Web page and app entries:
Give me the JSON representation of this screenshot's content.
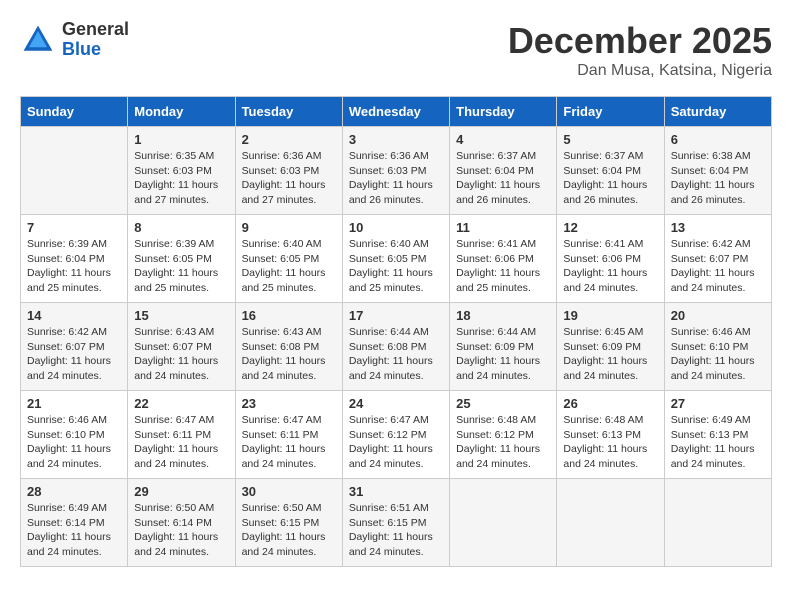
{
  "logo": {
    "general": "General",
    "blue": "Blue"
  },
  "header": {
    "month": "December 2025",
    "location": "Dan Musa, Katsina, Nigeria"
  },
  "weekdays": [
    "Sunday",
    "Monday",
    "Tuesday",
    "Wednesday",
    "Thursday",
    "Friday",
    "Saturday"
  ],
  "weeks": [
    [
      {
        "day": "",
        "sunrise": "",
        "sunset": "",
        "daylight": ""
      },
      {
        "day": "1",
        "sunrise": "Sunrise: 6:35 AM",
        "sunset": "Sunset: 6:03 PM",
        "daylight": "Daylight: 11 hours and 27 minutes."
      },
      {
        "day": "2",
        "sunrise": "Sunrise: 6:36 AM",
        "sunset": "Sunset: 6:03 PM",
        "daylight": "Daylight: 11 hours and 27 minutes."
      },
      {
        "day": "3",
        "sunrise": "Sunrise: 6:36 AM",
        "sunset": "Sunset: 6:03 PM",
        "daylight": "Daylight: 11 hours and 26 minutes."
      },
      {
        "day": "4",
        "sunrise": "Sunrise: 6:37 AM",
        "sunset": "Sunset: 6:04 PM",
        "daylight": "Daylight: 11 hours and 26 minutes."
      },
      {
        "day": "5",
        "sunrise": "Sunrise: 6:37 AM",
        "sunset": "Sunset: 6:04 PM",
        "daylight": "Daylight: 11 hours and 26 minutes."
      },
      {
        "day": "6",
        "sunrise": "Sunrise: 6:38 AM",
        "sunset": "Sunset: 6:04 PM",
        "daylight": "Daylight: 11 hours and 26 minutes."
      }
    ],
    [
      {
        "day": "7",
        "sunrise": "Sunrise: 6:39 AM",
        "sunset": "Sunset: 6:04 PM",
        "daylight": "Daylight: 11 hours and 25 minutes."
      },
      {
        "day": "8",
        "sunrise": "Sunrise: 6:39 AM",
        "sunset": "Sunset: 6:05 PM",
        "daylight": "Daylight: 11 hours and 25 minutes."
      },
      {
        "day": "9",
        "sunrise": "Sunrise: 6:40 AM",
        "sunset": "Sunset: 6:05 PM",
        "daylight": "Daylight: 11 hours and 25 minutes."
      },
      {
        "day": "10",
        "sunrise": "Sunrise: 6:40 AM",
        "sunset": "Sunset: 6:05 PM",
        "daylight": "Daylight: 11 hours and 25 minutes."
      },
      {
        "day": "11",
        "sunrise": "Sunrise: 6:41 AM",
        "sunset": "Sunset: 6:06 PM",
        "daylight": "Daylight: 11 hours and 25 minutes."
      },
      {
        "day": "12",
        "sunrise": "Sunrise: 6:41 AM",
        "sunset": "Sunset: 6:06 PM",
        "daylight": "Daylight: 11 hours and 24 minutes."
      },
      {
        "day": "13",
        "sunrise": "Sunrise: 6:42 AM",
        "sunset": "Sunset: 6:07 PM",
        "daylight": "Daylight: 11 hours and 24 minutes."
      }
    ],
    [
      {
        "day": "14",
        "sunrise": "Sunrise: 6:42 AM",
        "sunset": "Sunset: 6:07 PM",
        "daylight": "Daylight: 11 hours and 24 minutes."
      },
      {
        "day": "15",
        "sunrise": "Sunrise: 6:43 AM",
        "sunset": "Sunset: 6:07 PM",
        "daylight": "Daylight: 11 hours and 24 minutes."
      },
      {
        "day": "16",
        "sunrise": "Sunrise: 6:43 AM",
        "sunset": "Sunset: 6:08 PM",
        "daylight": "Daylight: 11 hours and 24 minutes."
      },
      {
        "day": "17",
        "sunrise": "Sunrise: 6:44 AM",
        "sunset": "Sunset: 6:08 PM",
        "daylight": "Daylight: 11 hours and 24 minutes."
      },
      {
        "day": "18",
        "sunrise": "Sunrise: 6:44 AM",
        "sunset": "Sunset: 6:09 PM",
        "daylight": "Daylight: 11 hours and 24 minutes."
      },
      {
        "day": "19",
        "sunrise": "Sunrise: 6:45 AM",
        "sunset": "Sunset: 6:09 PM",
        "daylight": "Daylight: 11 hours and 24 minutes."
      },
      {
        "day": "20",
        "sunrise": "Sunrise: 6:46 AM",
        "sunset": "Sunset: 6:10 PM",
        "daylight": "Daylight: 11 hours and 24 minutes."
      }
    ],
    [
      {
        "day": "21",
        "sunrise": "Sunrise: 6:46 AM",
        "sunset": "Sunset: 6:10 PM",
        "daylight": "Daylight: 11 hours and 24 minutes."
      },
      {
        "day": "22",
        "sunrise": "Sunrise: 6:47 AM",
        "sunset": "Sunset: 6:11 PM",
        "daylight": "Daylight: 11 hours and 24 minutes."
      },
      {
        "day": "23",
        "sunrise": "Sunrise: 6:47 AM",
        "sunset": "Sunset: 6:11 PM",
        "daylight": "Daylight: 11 hours and 24 minutes."
      },
      {
        "day": "24",
        "sunrise": "Sunrise: 6:47 AM",
        "sunset": "Sunset: 6:12 PM",
        "daylight": "Daylight: 11 hours and 24 minutes."
      },
      {
        "day": "25",
        "sunrise": "Sunrise: 6:48 AM",
        "sunset": "Sunset: 6:12 PM",
        "daylight": "Daylight: 11 hours and 24 minutes."
      },
      {
        "day": "26",
        "sunrise": "Sunrise: 6:48 AM",
        "sunset": "Sunset: 6:13 PM",
        "daylight": "Daylight: 11 hours and 24 minutes."
      },
      {
        "day": "27",
        "sunrise": "Sunrise: 6:49 AM",
        "sunset": "Sunset: 6:13 PM",
        "daylight": "Daylight: 11 hours and 24 minutes."
      }
    ],
    [
      {
        "day": "28",
        "sunrise": "Sunrise: 6:49 AM",
        "sunset": "Sunset: 6:14 PM",
        "daylight": "Daylight: 11 hours and 24 minutes."
      },
      {
        "day": "29",
        "sunrise": "Sunrise: 6:50 AM",
        "sunset": "Sunset: 6:14 PM",
        "daylight": "Daylight: 11 hours and 24 minutes."
      },
      {
        "day": "30",
        "sunrise": "Sunrise: 6:50 AM",
        "sunset": "Sunset: 6:15 PM",
        "daylight": "Daylight: 11 hours and 24 minutes."
      },
      {
        "day": "31",
        "sunrise": "Sunrise: 6:51 AM",
        "sunset": "Sunset: 6:15 PM",
        "daylight": "Daylight: 11 hours and 24 minutes."
      },
      {
        "day": "",
        "sunrise": "",
        "sunset": "",
        "daylight": ""
      },
      {
        "day": "",
        "sunrise": "",
        "sunset": "",
        "daylight": ""
      },
      {
        "day": "",
        "sunrise": "",
        "sunset": "",
        "daylight": ""
      }
    ]
  ]
}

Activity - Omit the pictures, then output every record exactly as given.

Your solution -
Give me the JSON representation of this screenshot's content.
{
  "logo": {
    "general": "General",
    "blue": "Blue"
  },
  "header": {
    "month": "December 2025",
    "location": "Dan Musa, Katsina, Nigeria"
  },
  "weekdays": [
    "Sunday",
    "Monday",
    "Tuesday",
    "Wednesday",
    "Thursday",
    "Friday",
    "Saturday"
  ],
  "weeks": [
    [
      {
        "day": "",
        "sunrise": "",
        "sunset": "",
        "daylight": ""
      },
      {
        "day": "1",
        "sunrise": "Sunrise: 6:35 AM",
        "sunset": "Sunset: 6:03 PM",
        "daylight": "Daylight: 11 hours and 27 minutes."
      },
      {
        "day": "2",
        "sunrise": "Sunrise: 6:36 AM",
        "sunset": "Sunset: 6:03 PM",
        "daylight": "Daylight: 11 hours and 27 minutes."
      },
      {
        "day": "3",
        "sunrise": "Sunrise: 6:36 AM",
        "sunset": "Sunset: 6:03 PM",
        "daylight": "Daylight: 11 hours and 26 minutes."
      },
      {
        "day": "4",
        "sunrise": "Sunrise: 6:37 AM",
        "sunset": "Sunset: 6:04 PM",
        "daylight": "Daylight: 11 hours and 26 minutes."
      },
      {
        "day": "5",
        "sunrise": "Sunrise: 6:37 AM",
        "sunset": "Sunset: 6:04 PM",
        "daylight": "Daylight: 11 hours and 26 minutes."
      },
      {
        "day": "6",
        "sunrise": "Sunrise: 6:38 AM",
        "sunset": "Sunset: 6:04 PM",
        "daylight": "Daylight: 11 hours and 26 minutes."
      }
    ],
    [
      {
        "day": "7",
        "sunrise": "Sunrise: 6:39 AM",
        "sunset": "Sunset: 6:04 PM",
        "daylight": "Daylight: 11 hours and 25 minutes."
      },
      {
        "day": "8",
        "sunrise": "Sunrise: 6:39 AM",
        "sunset": "Sunset: 6:05 PM",
        "daylight": "Daylight: 11 hours and 25 minutes."
      },
      {
        "day": "9",
        "sunrise": "Sunrise: 6:40 AM",
        "sunset": "Sunset: 6:05 PM",
        "daylight": "Daylight: 11 hours and 25 minutes."
      },
      {
        "day": "10",
        "sunrise": "Sunrise: 6:40 AM",
        "sunset": "Sunset: 6:05 PM",
        "daylight": "Daylight: 11 hours and 25 minutes."
      },
      {
        "day": "11",
        "sunrise": "Sunrise: 6:41 AM",
        "sunset": "Sunset: 6:06 PM",
        "daylight": "Daylight: 11 hours and 25 minutes."
      },
      {
        "day": "12",
        "sunrise": "Sunrise: 6:41 AM",
        "sunset": "Sunset: 6:06 PM",
        "daylight": "Daylight: 11 hours and 24 minutes."
      },
      {
        "day": "13",
        "sunrise": "Sunrise: 6:42 AM",
        "sunset": "Sunset: 6:07 PM",
        "daylight": "Daylight: 11 hours and 24 minutes."
      }
    ],
    [
      {
        "day": "14",
        "sunrise": "Sunrise: 6:42 AM",
        "sunset": "Sunset: 6:07 PM",
        "daylight": "Daylight: 11 hours and 24 minutes."
      },
      {
        "day": "15",
        "sunrise": "Sunrise: 6:43 AM",
        "sunset": "Sunset: 6:07 PM",
        "daylight": "Daylight: 11 hours and 24 minutes."
      },
      {
        "day": "16",
        "sunrise": "Sunrise: 6:43 AM",
        "sunset": "Sunset: 6:08 PM",
        "daylight": "Daylight: 11 hours and 24 minutes."
      },
      {
        "day": "17",
        "sunrise": "Sunrise: 6:44 AM",
        "sunset": "Sunset: 6:08 PM",
        "daylight": "Daylight: 11 hours and 24 minutes."
      },
      {
        "day": "18",
        "sunrise": "Sunrise: 6:44 AM",
        "sunset": "Sunset: 6:09 PM",
        "daylight": "Daylight: 11 hours and 24 minutes."
      },
      {
        "day": "19",
        "sunrise": "Sunrise: 6:45 AM",
        "sunset": "Sunset: 6:09 PM",
        "daylight": "Daylight: 11 hours and 24 minutes."
      },
      {
        "day": "20",
        "sunrise": "Sunrise: 6:46 AM",
        "sunset": "Sunset: 6:10 PM",
        "daylight": "Daylight: 11 hours and 24 minutes."
      }
    ],
    [
      {
        "day": "21",
        "sunrise": "Sunrise: 6:46 AM",
        "sunset": "Sunset: 6:10 PM",
        "daylight": "Daylight: 11 hours and 24 minutes."
      },
      {
        "day": "22",
        "sunrise": "Sunrise: 6:47 AM",
        "sunset": "Sunset: 6:11 PM",
        "daylight": "Daylight: 11 hours and 24 minutes."
      },
      {
        "day": "23",
        "sunrise": "Sunrise: 6:47 AM",
        "sunset": "Sunset: 6:11 PM",
        "daylight": "Daylight: 11 hours and 24 minutes."
      },
      {
        "day": "24",
        "sunrise": "Sunrise: 6:47 AM",
        "sunset": "Sunset: 6:12 PM",
        "daylight": "Daylight: 11 hours and 24 minutes."
      },
      {
        "day": "25",
        "sunrise": "Sunrise: 6:48 AM",
        "sunset": "Sunset: 6:12 PM",
        "daylight": "Daylight: 11 hours and 24 minutes."
      },
      {
        "day": "26",
        "sunrise": "Sunrise: 6:48 AM",
        "sunset": "Sunset: 6:13 PM",
        "daylight": "Daylight: 11 hours and 24 minutes."
      },
      {
        "day": "27",
        "sunrise": "Sunrise: 6:49 AM",
        "sunset": "Sunset: 6:13 PM",
        "daylight": "Daylight: 11 hours and 24 minutes."
      }
    ],
    [
      {
        "day": "28",
        "sunrise": "Sunrise: 6:49 AM",
        "sunset": "Sunset: 6:14 PM",
        "daylight": "Daylight: 11 hours and 24 minutes."
      },
      {
        "day": "29",
        "sunrise": "Sunrise: 6:50 AM",
        "sunset": "Sunset: 6:14 PM",
        "daylight": "Daylight: 11 hours and 24 minutes."
      },
      {
        "day": "30",
        "sunrise": "Sunrise: 6:50 AM",
        "sunset": "Sunset: 6:15 PM",
        "daylight": "Daylight: 11 hours and 24 minutes."
      },
      {
        "day": "31",
        "sunrise": "Sunrise: 6:51 AM",
        "sunset": "Sunset: 6:15 PM",
        "daylight": "Daylight: 11 hours and 24 minutes."
      },
      {
        "day": "",
        "sunrise": "",
        "sunset": "",
        "daylight": ""
      },
      {
        "day": "",
        "sunrise": "",
        "sunset": "",
        "daylight": ""
      },
      {
        "day": "",
        "sunrise": "",
        "sunset": "",
        "daylight": ""
      }
    ]
  ]
}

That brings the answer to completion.